Dedicated Build Environment

  • HEDIS implementations span multiple months. Therefore, having a dedicated and stable environment to conduct build, testing, and data validation is critical.  

Best Practice

Your build environment should be connected to a non-production database environment that can handle data integration and aggregation without impacting daily operations.

Performance Measurement Tools

  • Develop or adopt performance measurement tools that accurately calculate and report HEDIS measures. These tools should automate the calculation process, apply the appropriate algorithms, and generate results in the required format.

Data Security and Privacy

  • Protect patient data by implementing robust security measures, encryption techniques, access controls, and compliance with privacy regulations like HIPAA. Ensure that the technology infrastructure is regularly audited for security vulnerabilities and stays up to date with evolving best practices. 

Reporting and Visualization Tools

  • Develop reports and visualizations of HEDIS performance results.

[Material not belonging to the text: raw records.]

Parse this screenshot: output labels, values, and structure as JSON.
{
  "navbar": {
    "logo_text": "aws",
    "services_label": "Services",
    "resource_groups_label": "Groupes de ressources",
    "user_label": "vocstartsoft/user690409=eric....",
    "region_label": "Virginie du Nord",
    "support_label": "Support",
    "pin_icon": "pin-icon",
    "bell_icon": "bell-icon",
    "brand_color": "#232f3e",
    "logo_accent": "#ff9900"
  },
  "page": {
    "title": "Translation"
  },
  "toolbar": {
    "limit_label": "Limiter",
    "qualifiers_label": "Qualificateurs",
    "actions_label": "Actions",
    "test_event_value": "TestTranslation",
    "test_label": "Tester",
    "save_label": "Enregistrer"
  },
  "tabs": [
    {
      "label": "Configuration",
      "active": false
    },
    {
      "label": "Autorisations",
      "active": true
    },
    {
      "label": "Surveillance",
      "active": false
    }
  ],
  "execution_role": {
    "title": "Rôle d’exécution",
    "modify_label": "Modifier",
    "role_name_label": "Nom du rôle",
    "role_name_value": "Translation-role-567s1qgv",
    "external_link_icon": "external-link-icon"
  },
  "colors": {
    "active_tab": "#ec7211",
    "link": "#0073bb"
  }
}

These may include dashboards, scorecards, and other reporting interfaces that allow users to explore the data, track performance over time, and compare results across different measures and populations.

Data Governance and Quality

  • Implement strong data governance practices to ensure the data’s accuracy, completeness, and reliability for HEDIS measures. Data validation rules, quality checks, and cleansing processes should be in place to maintain high-quality data.

Scalability and Performance

  • Ensure that the technology infrastructure is scalable to handle increasing data volumes and can support the growing needs of HEDIS implementation. It should be capable of processing data efficiently, providing timely responses, and handling concurrent users.

Workflow Integration

  • Integrate the HEDIS measures seamlessly into the existing clinical workflows and systems healthcare providers use. This integration will help streamline the measurement process, reduce manual effort, and enhance efficiency.

Compliance and Auditing

  • Maintain compliance with HEDIS reporting requirements, and stay current with updates and changes to the measures. Conduct regular internal audits to verify the accuracy and integrity of the data and reporting processes. 
Sample Project Timeline 

After considering all the elements that go into a HEDIS implementation, a timeline can be estimated.  

HEDIS vertical sample timeline

The following factors can influence the project timeline:

  • Are you loading necessary claims information, patient eligibility information, and patient rosters?
    • If yes: allow 3-4 months per payer line of business
    • If no: allow 3-6 months of pre-work plus 3-4 months per payer line of business
  • Variability based on responsiveness of payers, completeness of data files, and testing and validation of data files.

In addition, it is recommended that for a first-time install of HEDIS to take a phased approach. Complete one measure at a time: Build and test a single measure, including the downstream consequences of implementing that measure. Then, build and test the next measure, and so on. With this measured approach, when you run into issues, you know the source of the problem is the measure that you’re currently building and validating.


We have delved into the critical components of a HEDIS implementation and provided valuable insights for healthcare organizations seeking a seamless and efficient rollout. By prioritizing the people, processes, and technology involved, healthcare organizations can confidently navigate the complexities of HEDIS and pave the way for improved patient outcomes and quality care. With the right strategies, organizations can ensure a speedy and successful implementation, positioning themselves as leaders in the ever-evolving healthcare landscape toward value-based care.

At Tegria, we stand ready to support organizations in their HEDIS journey, offering tailored solutions and expertise to drive excellence and achievement. Together, let us embrace the power of HEDIS and unlock a future of optimized healthcare.

Partner with us to prepare for your HEDIS implementation and optimize your journey to value-based care.